It may be hard to believe with the blizzard weather half the country is still getting, but: spring break is almost upon us, which means vacation season—and many employees are starting to count the days until their next escape. And with these vacation plans come a bunch of fun challenges for management.

Between arranging coverage plans and accounting for necessary overtime, scheduling during vacation season can feel like—well, the opposite of a vacation. Here are a few tips to help you manage complex schedules during high time-off season.

Think long-term

The sooner vacation plans are set, the easier it is for everyone to plan around them. Workers are more likely to sync their schedules happily and employers are better able to implement coverage plans.

But in order to help employees plan ahead, it’s important that you provide them with the information they need to make plans.

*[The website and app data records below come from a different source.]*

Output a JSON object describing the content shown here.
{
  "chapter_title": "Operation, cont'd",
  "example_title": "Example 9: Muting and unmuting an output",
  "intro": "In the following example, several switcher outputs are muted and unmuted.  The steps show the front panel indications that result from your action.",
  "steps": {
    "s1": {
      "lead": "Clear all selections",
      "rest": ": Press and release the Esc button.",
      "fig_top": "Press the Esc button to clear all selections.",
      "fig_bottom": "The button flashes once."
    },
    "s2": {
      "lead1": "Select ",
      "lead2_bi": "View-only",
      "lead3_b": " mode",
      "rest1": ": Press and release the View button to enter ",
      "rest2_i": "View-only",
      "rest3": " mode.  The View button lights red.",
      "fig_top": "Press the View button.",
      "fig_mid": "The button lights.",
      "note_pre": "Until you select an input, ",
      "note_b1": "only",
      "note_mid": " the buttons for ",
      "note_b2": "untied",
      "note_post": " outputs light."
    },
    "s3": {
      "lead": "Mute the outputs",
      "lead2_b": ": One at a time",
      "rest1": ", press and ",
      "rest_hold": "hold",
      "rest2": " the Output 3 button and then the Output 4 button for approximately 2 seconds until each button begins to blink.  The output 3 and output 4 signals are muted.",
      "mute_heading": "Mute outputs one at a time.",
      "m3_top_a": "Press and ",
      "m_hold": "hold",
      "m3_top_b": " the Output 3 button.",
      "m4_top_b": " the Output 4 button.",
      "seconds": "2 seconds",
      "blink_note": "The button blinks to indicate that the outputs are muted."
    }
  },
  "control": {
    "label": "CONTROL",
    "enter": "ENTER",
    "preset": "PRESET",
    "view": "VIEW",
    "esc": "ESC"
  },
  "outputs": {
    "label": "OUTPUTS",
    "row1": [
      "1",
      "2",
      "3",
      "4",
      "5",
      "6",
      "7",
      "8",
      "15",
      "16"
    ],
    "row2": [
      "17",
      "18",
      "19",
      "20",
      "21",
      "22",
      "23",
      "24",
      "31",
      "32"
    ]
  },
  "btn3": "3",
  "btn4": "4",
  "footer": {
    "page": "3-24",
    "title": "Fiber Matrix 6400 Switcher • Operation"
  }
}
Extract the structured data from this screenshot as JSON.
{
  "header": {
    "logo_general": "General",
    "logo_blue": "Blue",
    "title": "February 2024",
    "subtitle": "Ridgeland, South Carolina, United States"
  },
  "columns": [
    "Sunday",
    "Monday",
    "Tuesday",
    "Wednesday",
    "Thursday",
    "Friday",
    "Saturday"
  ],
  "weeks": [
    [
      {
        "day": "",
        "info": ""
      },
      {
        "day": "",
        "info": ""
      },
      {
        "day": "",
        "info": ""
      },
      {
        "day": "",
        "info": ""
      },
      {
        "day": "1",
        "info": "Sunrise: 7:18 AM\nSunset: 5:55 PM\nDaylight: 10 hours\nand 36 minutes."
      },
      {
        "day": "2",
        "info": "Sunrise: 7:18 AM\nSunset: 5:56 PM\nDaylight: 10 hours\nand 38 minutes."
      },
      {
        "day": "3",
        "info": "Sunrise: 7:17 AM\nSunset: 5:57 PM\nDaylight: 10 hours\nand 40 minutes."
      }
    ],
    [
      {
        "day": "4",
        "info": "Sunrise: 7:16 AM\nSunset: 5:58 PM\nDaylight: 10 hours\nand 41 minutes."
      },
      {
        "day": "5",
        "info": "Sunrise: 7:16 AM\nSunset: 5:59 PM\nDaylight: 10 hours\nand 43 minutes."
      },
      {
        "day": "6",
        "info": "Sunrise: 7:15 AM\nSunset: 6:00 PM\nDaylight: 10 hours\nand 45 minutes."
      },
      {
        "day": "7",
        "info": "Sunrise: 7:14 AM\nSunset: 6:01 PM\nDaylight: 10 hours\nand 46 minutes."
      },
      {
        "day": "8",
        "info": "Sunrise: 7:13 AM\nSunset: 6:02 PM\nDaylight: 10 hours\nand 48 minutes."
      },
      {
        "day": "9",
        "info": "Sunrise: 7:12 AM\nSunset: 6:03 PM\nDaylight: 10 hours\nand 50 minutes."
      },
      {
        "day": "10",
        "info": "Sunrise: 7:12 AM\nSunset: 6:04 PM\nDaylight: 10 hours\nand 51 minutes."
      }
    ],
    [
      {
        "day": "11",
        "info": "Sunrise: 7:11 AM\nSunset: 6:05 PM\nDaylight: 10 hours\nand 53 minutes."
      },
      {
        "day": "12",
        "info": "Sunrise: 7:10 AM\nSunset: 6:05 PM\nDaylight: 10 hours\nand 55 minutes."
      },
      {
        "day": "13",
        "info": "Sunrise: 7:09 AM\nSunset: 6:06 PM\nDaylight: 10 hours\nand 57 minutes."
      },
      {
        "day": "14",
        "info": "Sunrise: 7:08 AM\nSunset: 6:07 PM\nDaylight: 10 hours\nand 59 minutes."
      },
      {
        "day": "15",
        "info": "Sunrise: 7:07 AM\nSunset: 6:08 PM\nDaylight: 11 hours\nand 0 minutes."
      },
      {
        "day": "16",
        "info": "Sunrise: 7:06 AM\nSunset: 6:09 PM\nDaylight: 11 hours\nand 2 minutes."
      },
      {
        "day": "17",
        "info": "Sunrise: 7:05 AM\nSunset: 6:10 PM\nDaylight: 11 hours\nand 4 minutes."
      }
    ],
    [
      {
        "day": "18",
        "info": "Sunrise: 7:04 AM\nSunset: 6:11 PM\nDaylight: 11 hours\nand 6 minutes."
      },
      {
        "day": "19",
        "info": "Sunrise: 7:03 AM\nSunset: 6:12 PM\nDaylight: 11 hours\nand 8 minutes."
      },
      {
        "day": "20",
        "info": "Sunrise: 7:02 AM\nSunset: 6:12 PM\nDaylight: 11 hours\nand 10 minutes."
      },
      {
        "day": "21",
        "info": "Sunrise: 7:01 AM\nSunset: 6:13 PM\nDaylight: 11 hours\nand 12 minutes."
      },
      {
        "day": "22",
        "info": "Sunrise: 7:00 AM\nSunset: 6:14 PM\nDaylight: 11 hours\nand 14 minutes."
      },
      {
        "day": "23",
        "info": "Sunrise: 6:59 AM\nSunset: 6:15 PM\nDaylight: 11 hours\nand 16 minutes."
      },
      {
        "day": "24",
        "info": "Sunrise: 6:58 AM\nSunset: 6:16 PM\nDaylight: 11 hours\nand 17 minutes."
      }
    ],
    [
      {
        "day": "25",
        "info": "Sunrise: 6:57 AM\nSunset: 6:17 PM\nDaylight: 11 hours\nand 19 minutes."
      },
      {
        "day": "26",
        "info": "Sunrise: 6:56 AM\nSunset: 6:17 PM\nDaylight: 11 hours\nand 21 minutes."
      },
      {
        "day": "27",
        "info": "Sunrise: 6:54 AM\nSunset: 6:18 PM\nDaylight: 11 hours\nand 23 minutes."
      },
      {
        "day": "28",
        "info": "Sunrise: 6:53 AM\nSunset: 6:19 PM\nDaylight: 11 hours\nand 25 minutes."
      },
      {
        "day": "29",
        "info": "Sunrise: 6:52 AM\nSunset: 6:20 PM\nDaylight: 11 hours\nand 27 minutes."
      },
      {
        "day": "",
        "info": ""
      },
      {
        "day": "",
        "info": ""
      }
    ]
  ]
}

This can include providing a schedule of holidays when the business will be closed as well as helping employees understand and anticipate upcoming workloads.

Think reasonably

Large businesses often run into the problem of having too many people asking for the same days off—especially surrounding holiday weekends.

To avoid scheduling conflicts like this, make sure there’s a fair plan in place for dealing with such conflicts (i.e. first come, first served) and ensure employees understand the policy. You should also be clear on whether you’ll be busier leading up to a holiday, or right after.

This encourages employees to take time off when they need it, but discourages them from abusing the policy or putting too much of a strain on coworkers or the business.

Be organized

One-off meetings and paperwork can easily get lost in the shuffle among regular day-to-day job activities. This can create the risk of approving time off, then forgetting to plan for it. Or worse, verbally approving time off, then telling an employee they can’t actually have it.

Make sure you have a system in place to keep track of anything you might need to consider when approving vacation days. This can range from a sophisticated workforce management system to just having a checklist of things you need to make sure get done.

Vacation is meant to be a time for employees to relax and recharge, so removing unnecessary barriers to booking, and enjoying, time off is better for everyone in the long run.

And remember: managers and owners need vacations as much as employees do, so take one!